━━ Data in this exercise
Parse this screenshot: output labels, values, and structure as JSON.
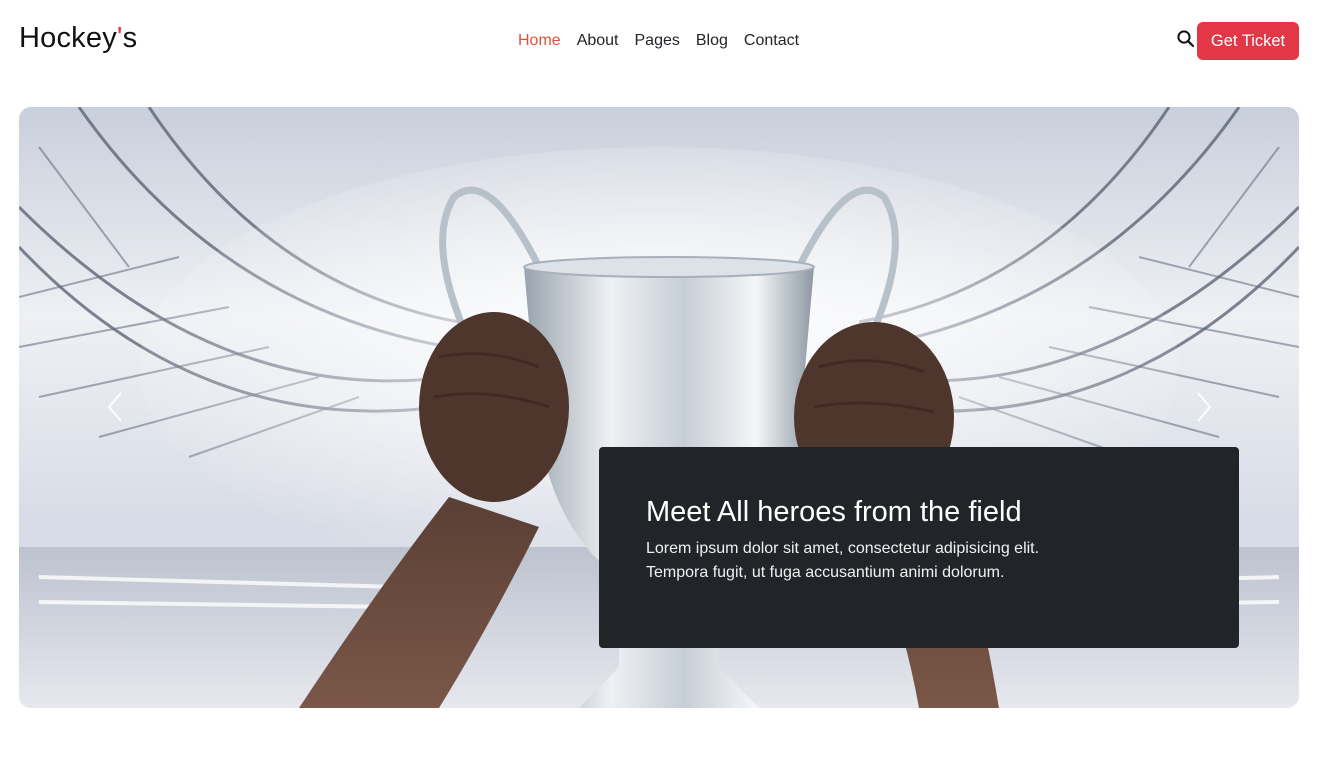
{
  "logo": {
    "main": "Hockey",
    "accent": "'",
    "suffix": "s"
  },
  "nav": {
    "items": [
      {
        "label": "Home",
        "active": true
      },
      {
        "label": "About"
      },
      {
        "label": "Pages"
      },
      {
        "label": "Blog"
      },
      {
        "label": "Contact"
      }
    ]
  },
  "header": {
    "search_icon": "search-icon",
    "ticket_label": "Get Ticket"
  },
  "hero": {
    "prev_icon": "chevron-left-icon",
    "next_icon": "chevron-right-icon",
    "caption_title": "Meet All heroes from the field",
    "caption_text": "Lorem ipsum dolor sit amet, consectetur adipisicing elit. Tempora fugit, ut fuga accusantium animi dolorum."
  },
  "colors": {
    "accent": "#e23747",
    "nav_active": "#e0503c",
    "caption_bg": "#212429"
  }
}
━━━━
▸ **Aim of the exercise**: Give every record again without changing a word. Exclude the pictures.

▸ **Answer**:
Parse this screenshot: output labels, values, and structure as JSON.
{
  "logo": {
    "main": "Hockey",
    "accent": "'",
    "suffix": "s"
  },
  "nav": {
    "items": [
      {
        "label": "Home",
        "active": true
      },
      {
        "label": "About"
      },
      {
        "label": "Pages"
      },
      {
        "label": "Blog"
      },
      {
        "label": "Contact"
      }
    ]
  },
  "header": {
    "search_icon": "search-icon",
    "ticket_label": "Get Ticket"
  },
  "hero": {
    "prev_icon": "chevron-left-icon",
    "next_icon": "chevron-right-icon",
    "caption_title": "Meet All heroes from the field",
    "caption_text": "Lorem ipsum dolor sit amet, consectetur adipisicing elit. Tempora fugit, ut fuga accusantium animi dolorum."
  },
  "colors": {
    "accent": "#e23747",
    "nav_active": "#e0503c",
    "caption_bg": "#212429"
  }
}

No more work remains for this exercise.